App and web page records
---

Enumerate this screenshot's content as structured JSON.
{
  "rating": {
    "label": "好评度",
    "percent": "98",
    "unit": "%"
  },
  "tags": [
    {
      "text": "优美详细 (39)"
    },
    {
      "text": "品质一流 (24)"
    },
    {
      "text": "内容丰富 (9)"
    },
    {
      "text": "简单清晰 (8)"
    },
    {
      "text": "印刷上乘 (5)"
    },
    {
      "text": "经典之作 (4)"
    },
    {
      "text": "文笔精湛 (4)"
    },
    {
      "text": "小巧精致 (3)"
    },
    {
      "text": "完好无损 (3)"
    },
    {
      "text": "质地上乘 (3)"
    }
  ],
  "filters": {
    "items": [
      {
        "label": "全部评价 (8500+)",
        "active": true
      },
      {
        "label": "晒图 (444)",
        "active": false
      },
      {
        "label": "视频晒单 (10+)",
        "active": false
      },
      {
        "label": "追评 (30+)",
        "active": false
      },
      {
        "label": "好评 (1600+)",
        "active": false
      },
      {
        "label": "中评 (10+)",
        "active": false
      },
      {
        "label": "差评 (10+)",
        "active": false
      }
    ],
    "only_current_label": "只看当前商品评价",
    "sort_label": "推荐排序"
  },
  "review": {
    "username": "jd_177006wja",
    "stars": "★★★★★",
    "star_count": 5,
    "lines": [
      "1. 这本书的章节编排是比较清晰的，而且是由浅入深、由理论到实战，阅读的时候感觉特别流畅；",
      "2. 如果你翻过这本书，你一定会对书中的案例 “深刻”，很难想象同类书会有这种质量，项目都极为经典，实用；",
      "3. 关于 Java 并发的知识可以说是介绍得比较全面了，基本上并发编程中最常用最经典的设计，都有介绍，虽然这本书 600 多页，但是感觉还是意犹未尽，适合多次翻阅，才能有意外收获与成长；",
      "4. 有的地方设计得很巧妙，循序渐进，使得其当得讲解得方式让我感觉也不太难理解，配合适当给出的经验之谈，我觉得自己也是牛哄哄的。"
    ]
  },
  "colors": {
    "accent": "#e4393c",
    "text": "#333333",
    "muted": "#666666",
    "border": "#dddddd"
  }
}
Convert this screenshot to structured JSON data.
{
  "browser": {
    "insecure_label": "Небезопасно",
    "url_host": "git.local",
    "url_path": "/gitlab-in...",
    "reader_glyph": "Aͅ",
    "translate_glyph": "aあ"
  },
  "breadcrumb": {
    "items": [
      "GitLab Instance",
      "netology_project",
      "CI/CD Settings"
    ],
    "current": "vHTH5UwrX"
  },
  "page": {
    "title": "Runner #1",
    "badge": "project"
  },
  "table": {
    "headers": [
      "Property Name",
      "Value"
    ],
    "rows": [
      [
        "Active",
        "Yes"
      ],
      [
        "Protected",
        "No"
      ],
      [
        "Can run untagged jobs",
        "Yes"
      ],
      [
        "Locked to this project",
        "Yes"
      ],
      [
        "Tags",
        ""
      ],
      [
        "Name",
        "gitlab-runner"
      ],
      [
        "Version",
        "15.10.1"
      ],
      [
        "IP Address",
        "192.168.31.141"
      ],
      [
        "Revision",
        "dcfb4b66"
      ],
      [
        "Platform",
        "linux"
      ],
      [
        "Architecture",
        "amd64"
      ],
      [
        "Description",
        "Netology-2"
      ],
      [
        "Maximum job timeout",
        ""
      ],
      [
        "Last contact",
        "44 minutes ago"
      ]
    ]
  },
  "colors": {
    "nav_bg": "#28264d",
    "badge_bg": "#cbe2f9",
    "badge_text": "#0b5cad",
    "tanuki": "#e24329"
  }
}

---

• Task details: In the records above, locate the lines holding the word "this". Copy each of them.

• Task response:
Enumerate this screenshot's content as structured JSON.
Convert this screenshot to structured JSON data.
        "Locked to this project",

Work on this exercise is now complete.